“The Dead Zone,” the book King signed for me, was his fifth novel. Or that’s what people thought. The public wouldn’t learn until 1985 that King was so prolific that he was also writing under a pseudonym (Richard Bachman).

Last week, I finished King’s newest book, “The Institute.” (Google says King has written at least 80 books.) I read it the way I read “Carrie.” I could not put it down. And when I did, when I got to the last page, I thought, not for the first time, how grateful I am to be alive and on this planet at the same time as Stephen King.

Because he is once upon a time every time. The “real” world? He shoos it all away.

The different worlds he creates? Every one is scarier than this getting-scarier-by-the-minute real world we’re stuck in. But we’re spectators in his stories, not sitting ducks. King scares us, but he makes us feel safe, too. He takes us out of the driver’s seat, puts us in the back seat, and we’re kids again. Bring it on. It’s not real. We can take it. Plus King has a soft spot for the good guy.


I am grateful for Stephen King. I am grateful that his wife, Tabitha, in the early 1970s, fished the beginning pages of “Carrie” out of the trash and convinced him to keep writing the story. I am grateful that the guy who drove into him 20 years ago while King was out walking near his home in Maine didn’t kill him. I am grateful that King didn’t decide to write something highbrow, to change his style to fit into a literary world that snubbed him for too long.

I have read hundreds of books in my lifetime. And I have loved dozens that Stephen King didn’t write. But if I were on a desert island and could take only one author’s works, I would choose his.

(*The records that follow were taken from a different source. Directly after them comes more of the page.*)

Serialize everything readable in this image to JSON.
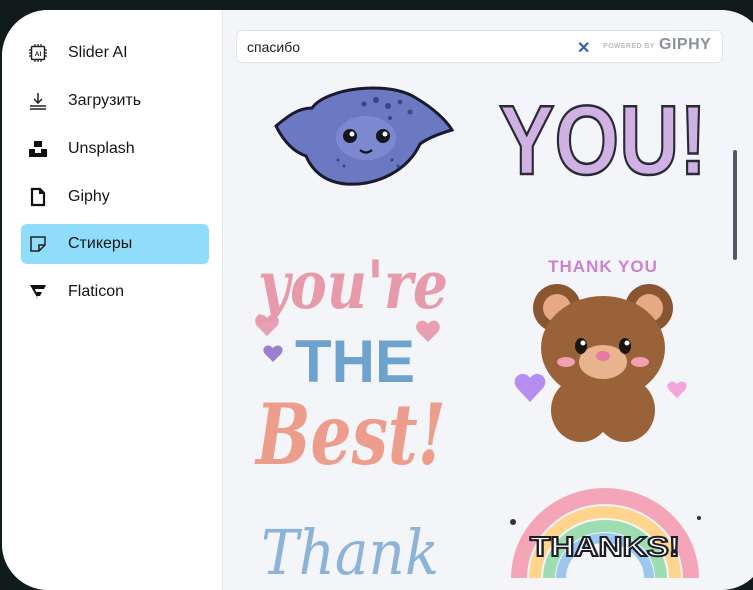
{
  "sidebar": {
    "items": [
      {
        "label": "Slider AI",
        "icon": "ai-chip-icon",
        "active": false
      },
      {
        "label": "Загрузить",
        "icon": "upload-icon",
        "active": false
      },
      {
        "label": "Unsplash",
        "icon": "unsplash-icon",
        "active": false
      },
      {
        "label": "Giphy",
        "icon": "giphy-icon",
        "active": false
      },
      {
        "label": "Стикеры",
        "icon": "sticker-icon",
        "active": true
      },
      {
        "label": "Flaticon",
        "icon": "flaticon-icon",
        "active": false
      }
    ]
  },
  "search": {
    "value": "спасибо",
    "powered_by": "POWERED BY",
    "brand": "GIPHY"
  },
  "stickers": {
    "you_text": "YOU!",
    "best_line1": "you're",
    "best_line2": "THE",
    "best_line3": "Best!",
    "bear_caption": "THANK YOU",
    "thank_text": "Thank",
    "thanks_text": "THANKS!"
  },
  "colors": {
    "active_bg": "#8fdcfb",
    "background": "#0f1c1b",
    "content_bg": "#f4f5f8"
  }
}
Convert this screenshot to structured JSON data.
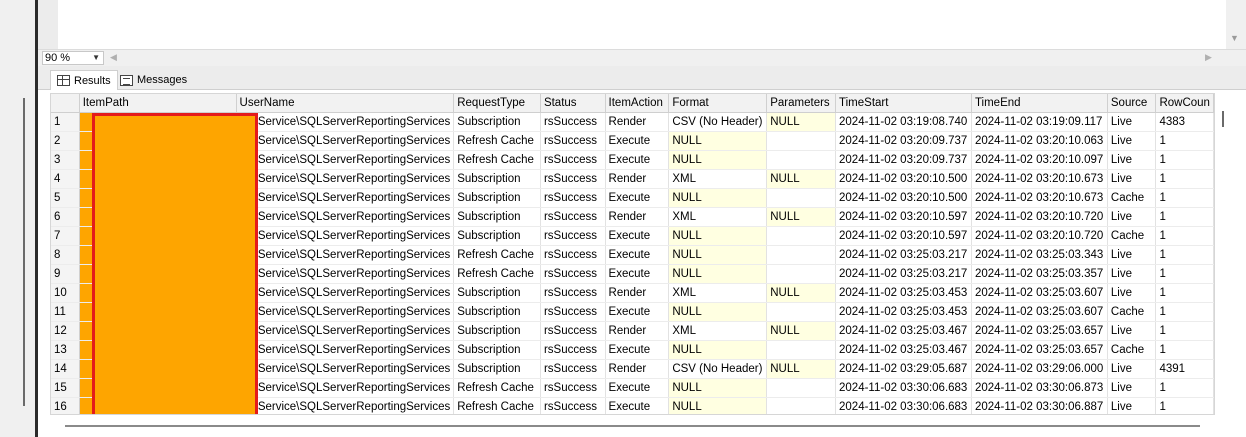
{
  "zoom": {
    "value": "90 %"
  },
  "tabs": {
    "results": "Results",
    "messages": "Messages"
  },
  "grid": {
    "columns": [
      "",
      "ItemPath",
      "UserName",
      "RequestType",
      "Status",
      "ItemAction",
      "Format",
      "Parameters",
      "TimeStart",
      "TimeEnd",
      "Source",
      "RowCoun"
    ],
    "rows": [
      [
        "1",
        "",
        "NT Service\\SQLServerReportingServices",
        "Subscription",
        "rsSuccess",
        "Render",
        "CSV (No Header)",
        "NULL",
        "2024-11-02 03:19:08.740",
        "2024-11-02 03:19:09.117",
        "Live",
        "4383"
      ],
      [
        "2",
        "",
        "NT Service\\SQLServerReportingServices",
        "Refresh Cache",
        "rsSuccess",
        "Execute",
        "NULL",
        "",
        "2024-11-02 03:20:09.737",
        "2024-11-02 03:20:10.063",
        "Live",
        "1"
      ],
      [
        "3",
        "",
        "NT Service\\SQLServerReportingServices",
        "Refresh Cache",
        "rsSuccess",
        "Execute",
        "NULL",
        "",
        "2024-11-02 03:20:09.737",
        "2024-11-02 03:20:10.097",
        "Live",
        "1"
      ],
      [
        "4",
        "",
        "NT Service\\SQLServerReportingServices",
        "Subscription",
        "rsSuccess",
        "Render",
        "XML",
        "NULL",
        "2024-11-02 03:20:10.500",
        "2024-11-02 03:20:10.673",
        "Live",
        "1"
      ],
      [
        "5",
        "",
        "NT Service\\SQLServerReportingServices",
        "Subscription",
        "rsSuccess",
        "Execute",
        "NULL",
        "",
        "2024-11-02 03:20:10.500",
        "2024-11-02 03:20:10.673",
        "Cache",
        "1"
      ],
      [
        "6",
        "",
        "NT Service\\SQLServerReportingServices",
        "Subscription",
        "rsSuccess",
        "Render",
        "XML",
        "NULL",
        "2024-11-02 03:20:10.597",
        "2024-11-02 03:20:10.720",
        "Live",
        "1"
      ],
      [
        "7",
        "",
        "NT Service\\SQLServerReportingServices",
        "Subscription",
        "rsSuccess",
        "Execute",
        "NULL",
        "",
        "2024-11-02 03:20:10.597",
        "2024-11-02 03:20:10.720",
        "Cache",
        "1"
      ],
      [
        "8",
        "",
        "NT Service\\SQLServerReportingServices",
        "Refresh Cache",
        "rsSuccess",
        "Execute",
        "NULL",
        "",
        "2024-11-02 03:25:03.217",
        "2024-11-02 03:25:03.343",
        "Live",
        "1"
      ],
      [
        "9",
        "",
        "NT Service\\SQLServerReportingServices",
        "Refresh Cache",
        "rsSuccess",
        "Execute",
        "NULL",
        "",
        "2024-11-02 03:25:03.217",
        "2024-11-02 03:25:03.357",
        "Live",
        "1"
      ],
      [
        "10",
        "",
        "NT Service\\SQLServerReportingServices",
        "Subscription",
        "rsSuccess",
        "Render",
        "XML",
        "NULL",
        "2024-11-02 03:25:03.453",
        "2024-11-02 03:25:03.607",
        "Live",
        "1"
      ],
      [
        "11",
        "",
        "NT Service\\SQLServerReportingServices",
        "Subscription",
        "rsSuccess",
        "Execute",
        "NULL",
        "",
        "2024-11-02 03:25:03.453",
        "2024-11-02 03:25:03.607",
        "Cache",
        "1"
      ],
      [
        "12",
        "",
        "NT Service\\SQLServerReportingServices",
        "Subscription",
        "rsSuccess",
        "Render",
        "XML",
        "NULL",
        "2024-11-02 03:25:03.467",
        "2024-11-02 03:25:03.657",
        "Live",
        "1"
      ],
      [
        "13",
        "",
        "NT Service\\SQLServerReportingServices",
        "Subscription",
        "rsSuccess",
        "Execute",
        "NULL",
        "",
        "2024-11-02 03:25:03.467",
        "2024-11-02 03:25:03.657",
        "Cache",
        "1"
      ],
      [
        "14",
        "",
        "NT Service\\SQLServerReportingServices",
        "Subscription",
        "rsSuccess",
        "Render",
        "CSV (No Header)",
        "NULL",
        "2024-11-02 03:29:05.687",
        "2024-11-02 03:29:06.000",
        "Live",
        "4391"
      ],
      [
        "15",
        "",
        "NT Service\\SQLServerReportingServices",
        "Refresh Cache",
        "rsSuccess",
        "Execute",
        "NULL",
        "",
        "2024-11-02 03:30:06.683",
        "2024-11-02 03:30:06.873",
        "Live",
        "1"
      ],
      [
        "16",
        "",
        "NT Service\\SQLServerReportingServices",
        "Refresh Cache",
        "rsSuccess",
        "Execute",
        "NULL",
        "",
        "2024-11-02 03:30:06.683",
        "2024-11-02 03:30:06.887",
        "Live",
        "1"
      ]
    ]
  },
  "colors": {
    "null_cell": "#ffffe1",
    "redaction_fill": "#fea500",
    "redaction_border": "#e41b1b"
  }
}
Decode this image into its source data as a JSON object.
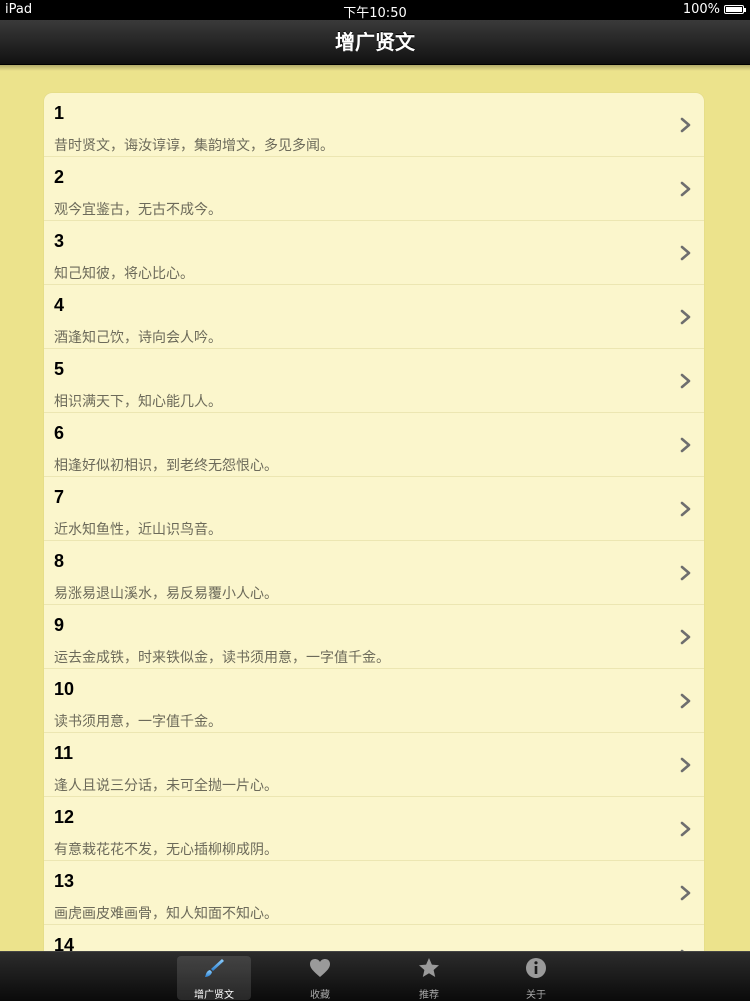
{
  "status": {
    "carrier": "iPad",
    "time": "下午10:50",
    "battery": "100%"
  },
  "nav": {
    "title": "增广贤文"
  },
  "rows": [
    {
      "num": "1",
      "text": "昔时贤文，诲汝谆谆，集韵增文，多见多闻。"
    },
    {
      "num": "2",
      "text": "观今宜鉴古，无古不成今。"
    },
    {
      "num": "3",
      "text": "知己知彼，将心比心。"
    },
    {
      "num": "4",
      "text": "酒逢知己饮，诗向会人吟。"
    },
    {
      "num": "5",
      "text": "相识满天下，知心能几人。"
    },
    {
      "num": "6",
      "text": "相逢好似初相识，到老终无怨恨心。"
    },
    {
      "num": "7",
      "text": "近水知鱼性，近山识鸟音。"
    },
    {
      "num": "8",
      "text": "易涨易退山溪水，易反易覆小人心。"
    },
    {
      "num": "9",
      "text": "运去金成铁，时来铁似金，读书须用意，一字值千金。"
    },
    {
      "num": "10",
      "text": "读书须用意，一字值千金。"
    },
    {
      "num": "11",
      "text": "逢人且说三分话，未可全抛一片心。"
    },
    {
      "num": "12",
      "text": "有意栽花花不发，无心插柳柳成阴。"
    },
    {
      "num": "13",
      "text": "画虎画皮难画骨，知人知面不知心。"
    },
    {
      "num": "14",
      "text": ""
    }
  ],
  "tabs": [
    {
      "label": "增广贤文",
      "icon": "brush-icon",
      "active": true
    },
    {
      "label": "收藏",
      "icon": "heart-icon"
    },
    {
      "label": "推荐",
      "icon": "star-icon"
    },
    {
      "label": "关于",
      "icon": "info-icon"
    }
  ],
  "colors": {
    "background": "#ece38c",
    "list_background": "#fbf6cc",
    "text_gray": "#6c6a5a"
  }
}
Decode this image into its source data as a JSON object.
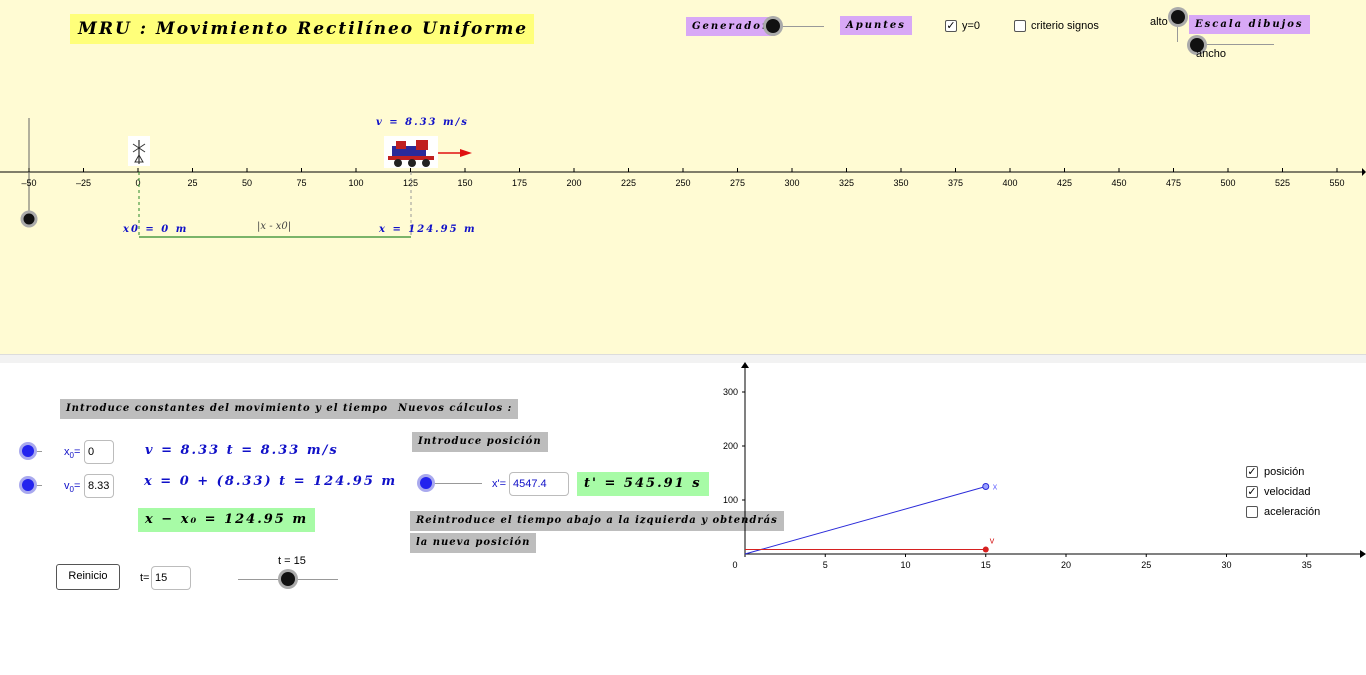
{
  "title": "MRU : Movimiento Rectilíneo Uniforme",
  "top_buttons": {
    "generador": "Generador",
    "apuntes": "Apuntes",
    "escala": "Escala dibujos"
  },
  "checkboxes": {
    "y0": "y=0",
    "criterio": "criterio signos",
    "y0_checked": true,
    "criterio_checked": false
  },
  "scale_labels": {
    "alto": "alto",
    "ancho": "ancho"
  },
  "axis_ticks": [
    "-50",
    "-25",
    "0",
    "25",
    "50",
    "75",
    "100",
    "125",
    "150",
    "175",
    "200",
    "225",
    "250",
    "275",
    "300",
    "325",
    "350",
    "375",
    "400",
    "425",
    "450",
    "475",
    "500",
    "525",
    "550"
  ],
  "sim": {
    "velocity_label": "v = 8.33 m/s",
    "x0_label": "x0 = 0 m",
    "dist_label": "|x - x0|",
    "x_label": "x = 124.95 m",
    "x0_value": 0,
    "x_value": 124.95
  },
  "panel": {
    "intro": "Introduce constantes del movimiento y el tiempo",
    "nuevos": "Nuevos cálculos :",
    "introduce_pos": "Introduce posición",
    "reintroduce_1": "Reintroduce el tiempo abajo a la izquierda y obtendrás",
    "reintroduce_2": "la nueva posición",
    "x0_field_label": "x",
    "x0_field_sub": "0",
    "x0_value": "0",
    "v0_field_label": "v",
    "v0_field_sub": "0",
    "v0_value": "8.33",
    "eq_v": "v = 8.33 t = 8.33  m/s",
    "eq_x": "x = 0 + (8.33) t = 124.95 m",
    "eq_diff": "x − x₀ = 124.95 m",
    "xprime_label": "x'=",
    "xprime_value": "4547.4",
    "tprime": "t' = 545.91 s",
    "reinicio": "Reinicio",
    "t_label": "t=",
    "t_value": "15",
    "t_slider_label": "t = 15"
  },
  "graph": {
    "x_ticks": [
      "0",
      "5",
      "10",
      "15",
      "20",
      "25",
      "30",
      "35"
    ],
    "y_ticks": [
      "100",
      "200",
      "300"
    ],
    "point_x_label": "x",
    "point_v_label": "v",
    "options": [
      {
        "label": "posición",
        "checked": true
      },
      {
        "label": "velocidad",
        "checked": true
      },
      {
        "label": "aceleración",
        "checked": false
      }
    ],
    "colors": {
      "position": "#2b2bd9",
      "velocity": "#d62020"
    }
  },
  "chart_data": {
    "type": "line",
    "x": [
      0,
      15
    ],
    "series": [
      {
        "name": "x",
        "values": [
          0,
          124.95
        ]
      },
      {
        "name": "v",
        "values": [
          8.33,
          8.33
        ]
      }
    ],
    "xlim": [
      0,
      37
    ],
    "ylim": [
      0,
      330
    ],
    "xticks": [
      0,
      5,
      10,
      15,
      20,
      25,
      30,
      35
    ],
    "yticks": [
      100,
      200,
      300
    ]
  }
}
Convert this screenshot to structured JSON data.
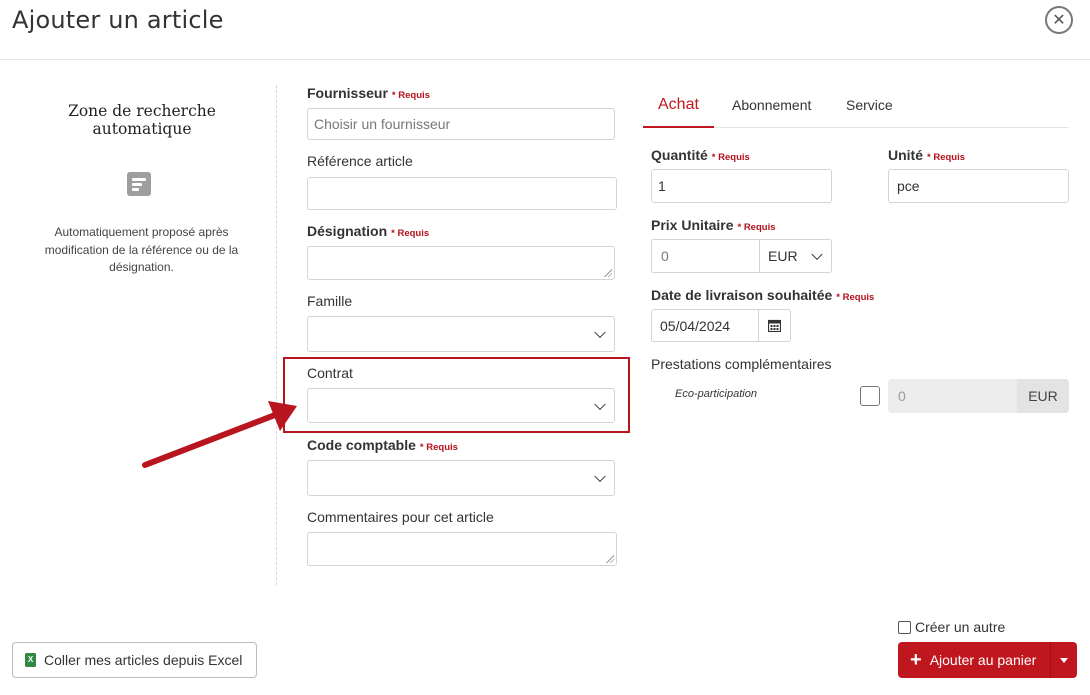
{
  "header": {
    "title": "Ajouter un article",
    "close_icon": "close-icon"
  },
  "left_panel": {
    "title": "Zone de recherche automatique",
    "icon": "document-lines-icon",
    "description": "Automatiquement proposé après modification de la référence ou de la désignation."
  },
  "required_label": "* Requis",
  "form": {
    "fournisseur": {
      "label": "Fournisseur",
      "placeholder": "Choisir un fournisseur",
      "required": true
    },
    "reference": {
      "label": "Référence article",
      "value": ""
    },
    "designation": {
      "label": "Désignation",
      "value": "",
      "required": true
    },
    "famille": {
      "label": "Famille",
      "value": ""
    },
    "contrat": {
      "label": "Contrat",
      "value": ""
    },
    "code_comptable": {
      "label": "Code comptable",
      "value": "",
      "required": true
    },
    "commentaires": {
      "label": "Commentaires pour cet article",
      "value": ""
    }
  },
  "tabs": [
    {
      "label": "Achat",
      "active": true
    },
    {
      "label": "Abonnement",
      "active": false
    },
    {
      "label": "Service",
      "active": false
    }
  ],
  "achat": {
    "quantite": {
      "label": "Quantité",
      "value": "1",
      "required": true
    },
    "unite": {
      "label": "Unité",
      "value": "pce",
      "required": true
    },
    "prix_unitaire": {
      "label": "Prix Unitaire",
      "placeholder": "0",
      "currency": "EUR",
      "required": true
    },
    "date_livraison": {
      "label": "Date de livraison souhaitée",
      "value": "05/04/2024",
      "required": true,
      "icon": "calendar-icon"
    },
    "prestations": {
      "label": "Prestations complémentaires",
      "eco_label": "Eco-participation",
      "eco_checked": false,
      "eco_placeholder": "0",
      "eco_currency": "EUR"
    }
  },
  "footer": {
    "excel_button": "Coller mes articles depuis Excel",
    "creer_autre_label": "Créer un autre",
    "creer_autre_checked": false,
    "add_button": "Ajouter au panier"
  },
  "colors": {
    "accent": "#c0171f",
    "highlight": "#b8151f"
  }
}
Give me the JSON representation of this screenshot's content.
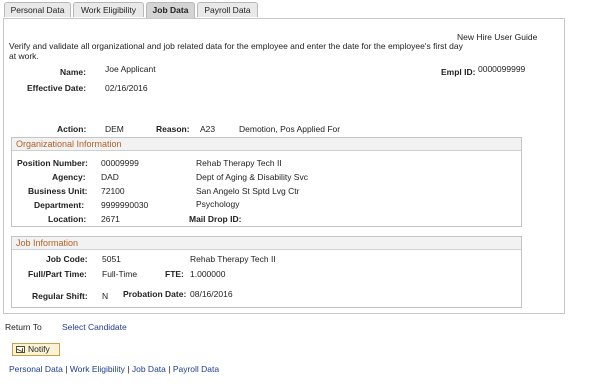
{
  "tabs": [
    "Personal Data",
    "Work Eligibility",
    "Job Data",
    "Payroll Data"
  ],
  "guide_link": "New Hire User Guide",
  "instructions": "Verify and validate all organizational and job related data for the employee and enter the date for the employee's first day at work.",
  "header": {
    "name_label": "Name:",
    "name_value": "Joe Applicant",
    "emplid_label": "Empl ID:",
    "emplid_value": "0000099999",
    "effdate_label": "Effective Date:",
    "effdate_value": "02/16/2016"
  },
  "action": {
    "action_label": "Action:",
    "action_value": "DEM",
    "reason_label": "Reason:",
    "reason_code": "A23",
    "reason_desc": "Demotion, Pos Applied For"
  },
  "org_info": {
    "title": "Organizational Information",
    "position_label": "Position Number:",
    "position_value": "00009999",
    "position_desc": "Rehab Therapy Tech II",
    "agency_label": "Agency:",
    "agency_value": "DAD",
    "agency_desc": "Dept of Aging & Disability Svc",
    "bu_label": "Business Unit:",
    "bu_value": "72100",
    "bu_desc": "San Angelo St Sptd Lvg Ctr",
    "dept_label": "Department:",
    "dept_value": "9999990030",
    "dept_desc": "Psychology",
    "location_label": "Location:",
    "location_value": "2671",
    "maildrop_label": "Mail Drop ID:",
    "maildrop_value": ""
  },
  "job_info": {
    "title": "Job Information",
    "jobcode_label": "Job Code:",
    "jobcode_value": "5051",
    "jobcode_desc": "Rehab Therapy Tech II",
    "fullpart_label": "Full/Part Time:",
    "fullpart_value": "Full-Time",
    "fte_label": "FTE:",
    "fte_value": "1.000000",
    "shift_label": "Regular Shift:",
    "shift_value": "N",
    "probation_label": "Probation Date:",
    "probation_value": "08/16/2016"
  },
  "return_to_label": "Return To",
  "select_candidate": "Select Candidate",
  "notify_button": "Notify",
  "bottom_links": [
    "Personal Data",
    "Work Eligibility",
    "Job Data",
    "Payroll Data"
  ],
  "bottom_sep": " | "
}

Because Stephen King creates characters you care about. And he tells their stories. And his words don’t plod. They gallop. That’s his magic. With King it’s all about the ride, not the rider. No, “Look, Ma! See me. I’m writing! Look at this perfect simile.” Because King’s writing is a window. It’s not something to be looked at. It’s something to be looked through.

Beverly Beckham’s column appears every two weeks. She can be reached at bev@beverlybeckham.com.